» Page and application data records
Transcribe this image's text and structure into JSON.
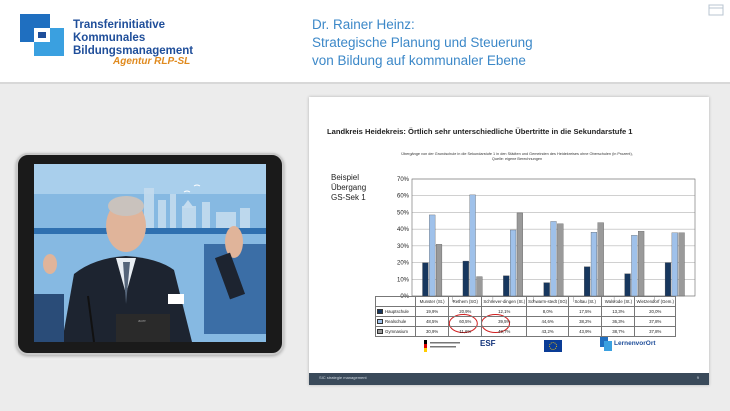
{
  "header": {
    "logo_line1": "Transferinitiative",
    "logo_line2": "Kommunales",
    "logo_line3": "Bildungsmanagement",
    "agency": "Agentur RLP-SL",
    "talk_title_line1": "Dr. Rainer Heinz:",
    "talk_title_line2": "Strategische Planung und Steuerung",
    "talk_title_line3": "von Bildung auf kommunaler Ebene"
  },
  "slide": {
    "title": "Landkreis Heidekreis: Örtlich sehr unterschiedliche Übertritte in die Sekundarstufe 1",
    "subtitle_line1": "Übergänge von der Grundschule in die Sekundarstufe 1 in den Städten und Gemeinden des Heidekreises ohne Oberschulen (in Prozent),",
    "subtitle_line2": "Quelle: eigene Berechnungen",
    "side_label_line1": "Beispiel",
    "side_label_line2": "Übergang",
    "side_label_line3": "GS-Sek 1",
    "logo_esf": "ESF",
    "logo_lernen": "LernenvorOrt",
    "footer_text": "SIC strategie management",
    "footer_page": "9"
  },
  "colors": {
    "hauptschule": "#17375e",
    "realschule": "#9fc1ea",
    "gymnasium": "#9a9a9a",
    "highlight": "#d02020",
    "logo_blue": "#1f4e9a",
    "title_blue": "#3c88c8"
  },
  "chart_data": {
    "type": "bar",
    "categories": [
      "Munster (St.)",
      "Rethem (SG)",
      "Schnever-dingen (St.)",
      "Schwarm-stedt (SG)",
      "Soltau (St.)",
      "Walsrode (St.)",
      "Wietzendorf (Gem.)"
    ],
    "series": [
      {
        "name": "Hauptschule",
        "values": [
          19.9,
          20.9,
          12.1,
          8.0,
          17.5,
          13.3,
          20.0
        ],
        "labels": [
          "19,9%",
          "20,9%",
          "12,1%",
          "8,0%",
          "17,5%",
          "13,3%",
          "20,0%"
        ]
      },
      {
        "name": "Realschule",
        "values": [
          48.5,
          60.5,
          39.5,
          44.6,
          38.2,
          36.3,
          37.8
        ],
        "labels": [
          "48,5%",
          "60,5%",
          "39,5%",
          "44,6%",
          "38,2%",
          "36,3%",
          "37,8%"
        ]
      },
      {
        "name": "Gymnasium",
        "values": [
          30.9,
          11.6,
          49.7,
          43.2,
          43.9,
          38.7,
          37.8
        ],
        "labels": [
          "30,9%",
          "11,6%",
          "49,7%",
          "43,2%",
          "43,9%",
          "38,7%",
          "37,8%"
        ]
      }
    ],
    "y_ticks": [
      "0%",
      "10%",
      "20%",
      "30%",
      "40%",
      "50%",
      "60%",
      "70%"
    ],
    "ylim": [
      0,
      70
    ],
    "grid": true,
    "legend": "table-below"
  }
}
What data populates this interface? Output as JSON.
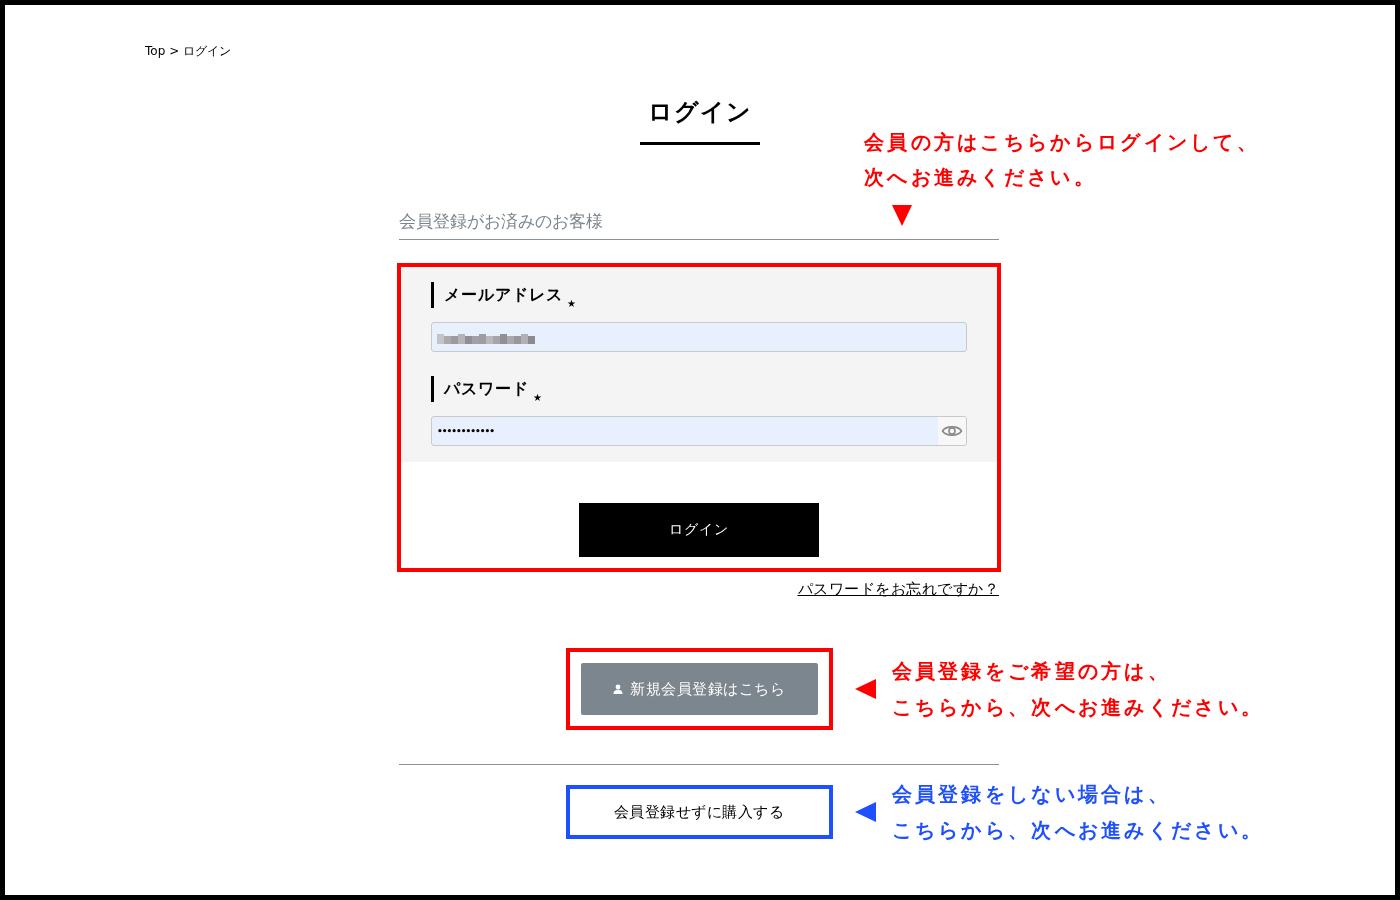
{
  "breadcrumb": {
    "items": [
      {
        "label": "Top"
      },
      {
        "label": "ログイン"
      }
    ],
    "separator": ">"
  },
  "page_title": "ログイン",
  "member_section": {
    "heading": "会員登録がお済みのお客様",
    "annotation": {
      "kind": "pointer-down",
      "lines": [
        "会員の方はこちらからログインして、",
        "次へお進みください。"
      ],
      "color": "#ff0000"
    },
    "fields": [
      {
        "kind": "email",
        "label": "メールアドレス",
        "required_mark": "★",
        "value_blurred": true
      },
      {
        "kind": "password",
        "label": "パスワード",
        "required_mark": "★",
        "value": "••••••••••••"
      }
    ],
    "login_button": "ログイン",
    "forgot_link": "パスワードをお忘れですか？"
  },
  "register_button": {
    "label": "新規会員登録はこちら",
    "annotation": {
      "kind": "pointer-left",
      "lines": [
        "会員登録をご希望の方は、",
        "こちらから、次へお進みください。"
      ],
      "color": "#ff0000"
    }
  },
  "guest_button": {
    "label": "会員登録せずに購入する",
    "annotation": {
      "kind": "pointer-left",
      "lines": [
        "会員登録をしない場合は、",
        "こちらから、次へお進みください。"
      ],
      "color": "#1e50ff"
    }
  }
}
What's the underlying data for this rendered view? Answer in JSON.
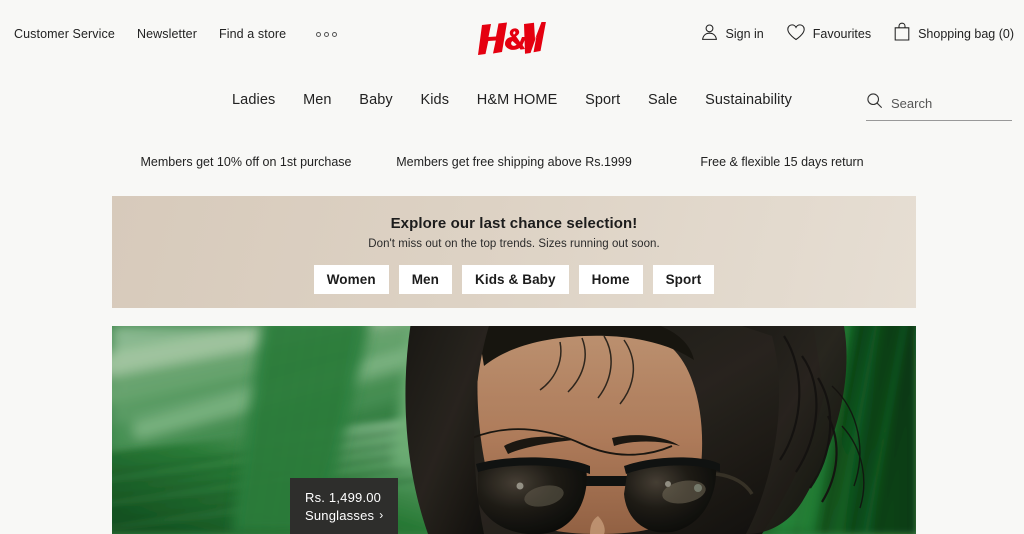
{
  "topbar": {
    "links": [
      {
        "label": "Customer Service",
        "name": "customer-service-link"
      },
      {
        "label": "Newsletter",
        "name": "newsletter-link"
      },
      {
        "label": "Find a store",
        "name": "find-a-store-link"
      }
    ],
    "more_icon": "more-dots-icon",
    "logo_alt": "H&M",
    "logo_color": "#e50010",
    "account": {
      "label": "Sign in",
      "icon": "person-icon"
    },
    "favourites": {
      "label": "Favourites",
      "icon": "heart-icon"
    },
    "bag": {
      "label": "Shopping bag (0)",
      "icon": "shopping-bag-icon",
      "count": 0
    }
  },
  "mainnav": {
    "items": [
      {
        "label": "Ladies"
      },
      {
        "label": "Men"
      },
      {
        "label": "Baby"
      },
      {
        "label": "Kids"
      },
      {
        "label": "H&M HOME"
      },
      {
        "label": "Sport"
      },
      {
        "label": "Sale"
      },
      {
        "label": "Sustainability"
      }
    ]
  },
  "search": {
    "placeholder": "Search",
    "value": "",
    "icon": "search-icon"
  },
  "benefits": [
    {
      "text": "Members get 10% off on 1st purchase"
    },
    {
      "text": "Members get free shipping above Rs.1999"
    },
    {
      "text": "Free & flexible 15 days return"
    }
  ],
  "promo": {
    "title": "Explore our last chance selection!",
    "subtitle": "Don't miss out on the top trends. Sizes running out soon.",
    "background_start": "#d7cabb",
    "background_end": "#e6ded3",
    "buttons": [
      {
        "label": "Women"
      },
      {
        "label": "Men"
      },
      {
        "label": "Kids & Baby"
      },
      {
        "label": "Home"
      },
      {
        "label": "Sport"
      }
    ]
  },
  "hero": {
    "alt": "Model with wet hair wearing dark sunglasses in front of green palm leaves",
    "tag": {
      "price": "Rs. 1,499.00",
      "product": "Sunglasses",
      "chevron": "›"
    }
  }
}
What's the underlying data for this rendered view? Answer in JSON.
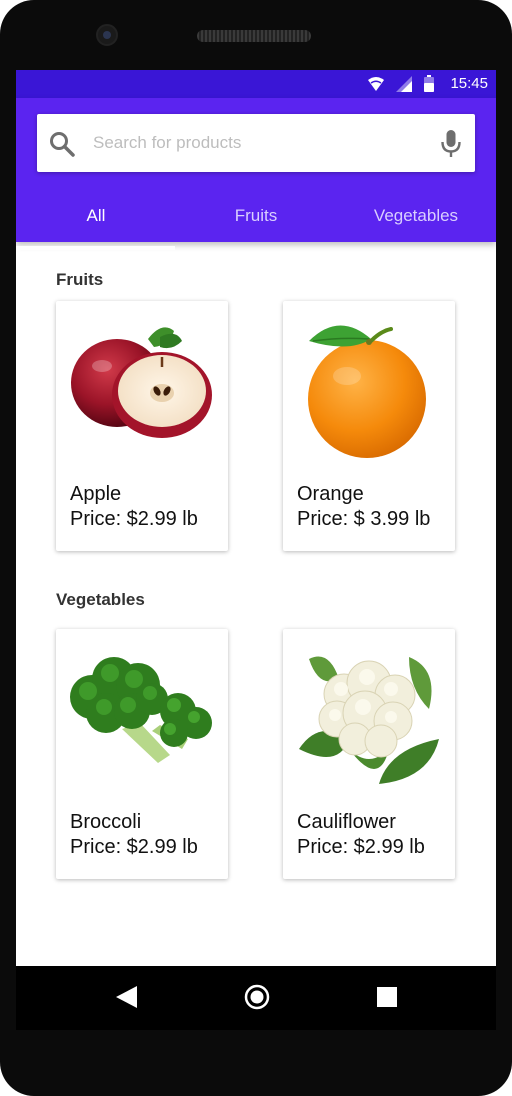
{
  "status_bar": {
    "time": "15:45"
  },
  "search": {
    "placeholder": "Search for products"
  },
  "tabs": [
    {
      "label": "All",
      "active": true
    },
    {
      "label": "Fruits",
      "active": false
    },
    {
      "label": "Vegetables",
      "active": false
    }
  ],
  "sections": [
    {
      "title": "Fruits",
      "items": [
        {
          "name": "Apple",
          "price": "Price: $2.99 lb",
          "image": "apple-image"
        },
        {
          "name": "Orange",
          "price": "Price: $ 3.99 lb",
          "image": "orange-image"
        }
      ]
    },
    {
      "title": "Vegetables",
      "items": [
        {
          "name": "Broccoli",
          "price": "Price: $2.99 lb",
          "image": "broccoli-image"
        },
        {
          "name": "Cauliflower",
          "price": "Price: $2.99 lb",
          "image": "cauliflower-image"
        }
      ]
    }
  ],
  "icons": {
    "search": "search-icon",
    "mic": "mic-icon",
    "wifi": "wifi-icon",
    "signal": "signal-icon",
    "battery": "battery-icon",
    "back": "back-icon",
    "home": "home-icon",
    "recent": "recent-apps-icon"
  },
  "colors": {
    "status_bar": "#3a16d6",
    "app_bar": "#5b24f0",
    "tab_active": "#ffffff",
    "tab_inactive": "#d9ceff"
  }
}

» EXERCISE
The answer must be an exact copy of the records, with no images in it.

» RESPONSE BELOW
Transcribe this image's text and structure into JSON.
{
  "header": {
    "logo_line1": "Transferinitiative",
    "logo_line2": "Kommunales",
    "logo_line3": "Bildungsmanagement",
    "agency": "Agentur RLP-SL",
    "talk_title_line1": "Dr. Rainer Heinz:",
    "talk_title_line2": "Strategische Planung und Steuerung",
    "talk_title_line3": "von Bildung auf kommunaler Ebene"
  },
  "slide": {
    "title": "Landkreis Heidekreis: Örtlich sehr unterschiedliche Übertritte in die Sekundarstufe 1",
    "subtitle_line1": "Übergänge von der Grundschule in die Sekundarstufe 1 in den Städten und Gemeinden des Heidekreises ohne Oberschulen (in Prozent),",
    "subtitle_line2": "Quelle: eigene Berechnungen",
    "side_label_line1": "Beispiel",
    "side_label_line2": "Übergang",
    "side_label_line3": "GS-Sek 1",
    "logo_esf": "ESF",
    "logo_lernen": "LernenvorOrt",
    "footer_text": "SIC strategie management",
    "footer_page": "9"
  },
  "colors": {
    "hauptschule": "#17375e",
    "realschule": "#9fc1ea",
    "gymnasium": "#9a9a9a",
    "highlight": "#d02020",
    "logo_blue": "#1f4e9a",
    "title_blue": "#3c88c8"
  },
  "chart_data": {
    "type": "bar",
    "categories": [
      "Munster (St.)",
      "Rethem (SG)",
      "Schnever-dingen (St.)",
      "Schwarm-stedt (SG)",
      "Soltau (St.)",
      "Walsrode (St.)",
      "Wietzendorf (Gem.)"
    ],
    "series": [
      {
        "name": "Hauptschule",
        "values": [
          19.9,
          20.9,
          12.1,
          8.0,
          17.5,
          13.3,
          20.0
        ],
        "labels": [
          "19,9%",
          "20,9%",
          "12,1%",
          "8,0%",
          "17,5%",
          "13,3%",
          "20,0%"
        ]
      },
      {
        "name": "Realschule",
        "values": [
          48.5,
          60.5,
          39.5,
          44.6,
          38.2,
          36.3,
          37.8
        ],
        "labels": [
          "48,5%",
          "60,5%",
          "39,5%",
          "44,6%",
          "38,2%",
          "36,3%",
          "37,8%"
        ]
      },
      {
        "name": "Gymnasium",
        "values": [
          30.9,
          11.6,
          49.7,
          43.2,
          43.9,
          38.7,
          37.8
        ],
        "labels": [
          "30,9%",
          "11,6%",
          "49,7%",
          "43,2%",
          "43,9%",
          "38,7%",
          "37,8%"
        ]
      }
    ],
    "y_ticks": [
      "0%",
      "10%",
      "20%",
      "30%",
      "40%",
      "50%",
      "60%",
      "70%"
    ],
    "ylim": [
      0,
      70
    ],
    "grid": true,
    "legend": "table-below"
  }
}
What data populates this interface? Output as JSON.
{
  "breadcrumb": {
    "items": [
      {
        "label": "Top"
      },
      {
        "label": "ログイン"
      }
    ],
    "separator": ">"
  },
  "page_title": "ログイン",
  "member_section": {
    "heading": "会員登録がお済みのお客様",
    "annotation": {
      "kind": "pointer-down",
      "lines": [
        "会員の方はこちらからログインして、",
        "次へお進みください。"
      ],
      "color": "#ff0000"
    },
    "fields": [
      {
        "kind": "email",
        "label": "メールアドレス",
        "required_mark": "★",
        "value_blurred": true
      },
      {
        "kind": "password",
        "label": "パスワード",
        "required_mark": "★",
        "value": "••••••••••••"
      }
    ],
    "login_button": "ログイン",
    "forgot_link": "パスワードをお忘れですか？"
  },
  "register_button": {
    "label": "新規会員登録はこちら",
    "annotation": {
      "kind": "pointer-left",
      "lines": [
        "会員登録をご希望の方は、",
        "こちらから、次へお進みください。"
      ],
      "color": "#ff0000"
    }
  },
  "guest_button": {
    "label": "会員登録せずに購入する",
    "annotation": {
      "kind": "pointer-left",
      "lines": [
        "会員登録をしない場合は、",
        "こちらから、次へお進みください。"
      ],
      "color": "#1e50ff"
    }
  }
}
What's the underlying data for this rendered view? Answer in JSON.
{
  "topbar": {
    "links": [
      {
        "label": "Customer Service",
        "name": "customer-service-link"
      },
      {
        "label": "Newsletter",
        "name": "newsletter-link"
      },
      {
        "label": "Find a store",
        "name": "find-a-store-link"
      }
    ],
    "more_icon": "more-dots-icon",
    "logo_alt": "H&M",
    "logo_color": "#e50010",
    "account": {
      "label": "Sign in",
      "icon": "person-icon"
    },
    "favourites": {
      "label": "Favourites",
      "icon": "heart-icon"
    },
    "bag": {
      "label": "Shopping bag (0)",
      "icon": "shopping-bag-icon",
      "count": 0
    }
  },
  "mainnav": {
    "items": [
      {
        "label": "Ladies"
      },
      {
        "label": "Men"
      },
      {
        "label": "Baby"
      },
      {
        "label": "Kids"
      },
      {
        "label": "H&M HOME"
      },
      {
        "label": "Sport"
      },
      {
        "label": "Sale"
      },
      {
        "label": "Sustainability"
      }
    ]
  },
  "search": {
    "placeholder": "Search",
    "value": "",
    "icon": "search-icon"
  },
  "benefits": [
    {
      "text": "Members get 10% off on 1st purchase"
    },
    {
      "text": "Members get free shipping above Rs.1999"
    },
    {
      "text": "Free & flexible 15 days return"
    }
  ],
  "promo": {
    "title": "Explore our last chance selection!",
    "subtitle": "Don't miss out on the top trends. Sizes running out soon.",
    "background_start": "#d7cabb",
    "background_end": "#e6ded3",
    "buttons": [
      {
        "label": "Women"
      },
      {
        "label": "Men"
      },
      {
        "label": "Kids & Baby"
      },
      {
        "label": "Home"
      },
      {
        "label": "Sport"
      }
    ]
  },
  "hero": {
    "alt": "Model with wet hair wearing dark sunglasses in front of green palm leaves",
    "tag": {
      "price": "Rs. 1,499.00",
      "product": "Sunglasses",
      "chevron": "›"
    }
  }
}
What's the underlying data for this rendered view? Answer in JSON.
{
  "status_bar": {
    "time": "15:45"
  },
  "search": {
    "placeholder": "Search for products"
  },
  "tabs": [
    {
      "label": "All",
      "active": true
    },
    {
      "label": "Fruits",
      "active": false
    },
    {
      "label": "Vegetables",
      "active": false
    }
  ],
  "sections": [
    {
      "title": "Fruits",
      "items": [
        {
          "name": "Apple",
          "price": "Price: $2.99 lb",
          "image": "apple-image"
        },
        {
          "name": "Orange",
          "price": "Price: $ 3.99 lb",
          "image": "orange-image"
        }
      ]
    },
    {
      "title": "Vegetables",
      "items": [
        {
          "name": "Broccoli",
          "price": "Price: $2.99 lb",
          "image": "broccoli-image"
        },
        {
          "name": "Cauliflower",
          "price": "Price: $2.99 lb",
          "image": "cauliflower-image"
        }
      ]
    }
  ],
  "icons": {
    "search": "search-icon",
    "mic": "mic-icon",
    "wifi": "wifi-icon",
    "signal": "signal-icon",
    "battery": "battery-icon",
    "back": "back-icon",
    "home": "home-icon",
    "recent": "recent-apps-icon"
  },
  "colors": {
    "status_bar": "#3a16d6",
    "app_bar": "#5b24f0",
    "tab_active": "#ffffff",
    "tab_inactive": "#d9ceff"
  }
}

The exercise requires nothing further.